# User talk:Chunes

From Rosetta Code

## "Code review" for Plain English[edit]

Hello Chunes, would you please take a look at my implementation of factorial? I'm not quite happy with it, and I hope could suggest some improvements. For example, I don't like the phrase `To put a number's factorial into another number`

, but don't know how else to make it work. Same with `Put the number's factorial into the number`

, which seems quite an unnatural thing to say in plain English. I would like to keep the recursive approach however, just make it more "idiomatic" if there's such thing as idiomatic Plain English. Thanks for help! --Dick de Bill (talk) 14:48, 25 September 2020 (UTC)

- I've been struggling a bit myself with naming routines. I think I would go one of two ways with this. The first is
A factorial is a number.

To compute a factorial of a number:

...

\Calling the routine

Compute a factorial of 5.

Write "" then the factorial on the console.- Declaring type aliases to make routines sound more natural is commonplace in the noodle, so I think it's idiomatic. The downside here is the indefinite article
`a`

sounds a bit off. You could also use`some`

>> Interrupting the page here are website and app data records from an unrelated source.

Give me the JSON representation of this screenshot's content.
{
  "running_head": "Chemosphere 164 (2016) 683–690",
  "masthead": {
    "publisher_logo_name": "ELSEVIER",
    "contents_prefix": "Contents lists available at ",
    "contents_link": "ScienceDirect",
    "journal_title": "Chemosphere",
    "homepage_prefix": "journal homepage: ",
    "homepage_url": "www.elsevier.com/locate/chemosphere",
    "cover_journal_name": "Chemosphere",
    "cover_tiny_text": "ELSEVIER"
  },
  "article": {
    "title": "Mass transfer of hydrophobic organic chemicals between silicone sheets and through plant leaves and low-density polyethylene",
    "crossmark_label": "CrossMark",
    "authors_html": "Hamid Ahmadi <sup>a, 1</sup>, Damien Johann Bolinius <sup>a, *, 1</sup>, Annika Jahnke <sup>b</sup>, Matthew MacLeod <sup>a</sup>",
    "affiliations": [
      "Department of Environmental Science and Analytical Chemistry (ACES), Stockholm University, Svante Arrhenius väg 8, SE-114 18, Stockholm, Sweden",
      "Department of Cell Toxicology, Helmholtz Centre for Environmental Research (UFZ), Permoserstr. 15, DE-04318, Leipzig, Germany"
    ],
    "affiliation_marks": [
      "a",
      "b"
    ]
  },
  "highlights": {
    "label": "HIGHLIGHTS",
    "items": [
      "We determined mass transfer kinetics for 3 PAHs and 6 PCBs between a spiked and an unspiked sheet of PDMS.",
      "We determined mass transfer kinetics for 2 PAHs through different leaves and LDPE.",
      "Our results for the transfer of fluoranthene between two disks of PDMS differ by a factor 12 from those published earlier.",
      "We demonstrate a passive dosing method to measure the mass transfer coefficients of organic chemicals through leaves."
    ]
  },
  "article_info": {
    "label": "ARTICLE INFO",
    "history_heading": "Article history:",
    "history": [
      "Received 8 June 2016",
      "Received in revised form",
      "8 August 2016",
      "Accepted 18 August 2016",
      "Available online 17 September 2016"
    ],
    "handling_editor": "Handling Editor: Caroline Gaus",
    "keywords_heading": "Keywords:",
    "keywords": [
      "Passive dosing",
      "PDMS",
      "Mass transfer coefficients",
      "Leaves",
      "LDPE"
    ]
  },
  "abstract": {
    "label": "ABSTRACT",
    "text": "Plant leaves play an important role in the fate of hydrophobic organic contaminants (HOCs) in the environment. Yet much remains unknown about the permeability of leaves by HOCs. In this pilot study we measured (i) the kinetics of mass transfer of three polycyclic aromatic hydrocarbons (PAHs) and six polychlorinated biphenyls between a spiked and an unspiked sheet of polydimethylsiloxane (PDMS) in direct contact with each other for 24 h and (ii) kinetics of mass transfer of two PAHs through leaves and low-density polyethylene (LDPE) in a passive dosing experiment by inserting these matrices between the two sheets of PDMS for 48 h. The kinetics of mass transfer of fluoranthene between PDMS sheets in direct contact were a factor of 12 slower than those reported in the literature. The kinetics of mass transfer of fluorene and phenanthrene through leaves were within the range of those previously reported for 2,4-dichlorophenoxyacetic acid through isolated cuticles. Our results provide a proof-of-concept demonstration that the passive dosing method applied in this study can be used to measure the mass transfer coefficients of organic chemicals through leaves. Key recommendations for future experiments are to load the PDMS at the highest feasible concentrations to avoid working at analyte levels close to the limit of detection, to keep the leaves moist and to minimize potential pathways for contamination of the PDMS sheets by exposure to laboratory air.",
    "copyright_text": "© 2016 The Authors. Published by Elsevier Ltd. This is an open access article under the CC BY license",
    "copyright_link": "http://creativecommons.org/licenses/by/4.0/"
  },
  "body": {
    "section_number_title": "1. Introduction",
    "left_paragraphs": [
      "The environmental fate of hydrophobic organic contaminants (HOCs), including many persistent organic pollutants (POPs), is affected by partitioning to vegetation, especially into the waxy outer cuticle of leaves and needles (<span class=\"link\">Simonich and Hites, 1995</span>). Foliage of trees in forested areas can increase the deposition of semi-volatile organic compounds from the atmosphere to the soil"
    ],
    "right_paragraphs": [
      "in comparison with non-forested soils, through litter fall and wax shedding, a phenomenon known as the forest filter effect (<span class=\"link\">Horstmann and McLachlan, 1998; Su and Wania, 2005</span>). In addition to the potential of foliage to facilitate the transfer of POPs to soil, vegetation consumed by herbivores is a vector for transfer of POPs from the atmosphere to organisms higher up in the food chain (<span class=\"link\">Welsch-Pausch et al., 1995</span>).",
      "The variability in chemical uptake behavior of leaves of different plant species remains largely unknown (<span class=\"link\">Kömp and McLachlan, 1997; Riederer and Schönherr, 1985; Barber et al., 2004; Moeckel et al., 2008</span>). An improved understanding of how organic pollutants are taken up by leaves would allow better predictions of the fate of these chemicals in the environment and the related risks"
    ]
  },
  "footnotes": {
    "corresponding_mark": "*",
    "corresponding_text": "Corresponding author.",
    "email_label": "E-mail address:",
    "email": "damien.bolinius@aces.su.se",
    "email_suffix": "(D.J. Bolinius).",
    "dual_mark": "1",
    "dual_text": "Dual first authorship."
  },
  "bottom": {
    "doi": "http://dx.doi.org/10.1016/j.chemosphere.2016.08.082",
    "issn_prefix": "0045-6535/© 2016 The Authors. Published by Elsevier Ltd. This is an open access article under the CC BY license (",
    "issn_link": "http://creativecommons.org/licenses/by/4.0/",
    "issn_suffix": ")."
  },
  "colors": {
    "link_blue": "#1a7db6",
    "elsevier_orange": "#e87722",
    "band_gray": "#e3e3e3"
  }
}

, but it still sounds strange, like there could be more than one result.

- The second is
To compute the factorial of a number giving another number:

...

\Calling the routine

Compute the factorial of 5 giving a number.

Write "" then the number on the console.- I've seen this "giving" phrasing in the noodle as well, and I think it's a fairly elegant solution.

- Another (weird?) way you could go with it is just embrace mutating a single argument.
To factorialize a number:

If the number is 0, bump the number; exit.

Put the number minus 1 into another number.

Factorialize the other number.

Multiply the number by the other number.

\Calling the routine

Put 5 into a number. Factorialize the number.

Write "" then the number on the console.- Regarding the input stuff, I would refactor it slightly so you don't need any global state.
To run:

Start up.

Demonstrate input.

Write "Bye-bye!" to the console.

Wait for 1 second.

Shut down.

To demonstrate input:

Write "Enter a number: " to the console without advancing.

Read a string from the console.

If the string is empty, exit.

Convert the string to a number.

If the number is negative, repeat.

Put the number's factorial into another number.

Write "Factorial of the number: " then the other number then the return byte to the console.

Repeat.

- The idea is putting the loop entirely inside the
`To demonstrate input:`

routine so that you don't need any global flags. This can be done concisely with`Repeat.`

by itself at the end of the routine. The loop will begin again from the top of the routine. I also used`repeat`

when a negative number is encountered to act like a`continue`

does in most other languages. --Chunes (**talk**) 17:03, 25 September 2020 (UTC)

- Thanks for your suggestions; they all seem much more natural than my original implementation. I decided to go with the first approach and updated the factorial entry accordingly. --Dick de Bill (talk) 22:02, 25 September 2020 (UTC)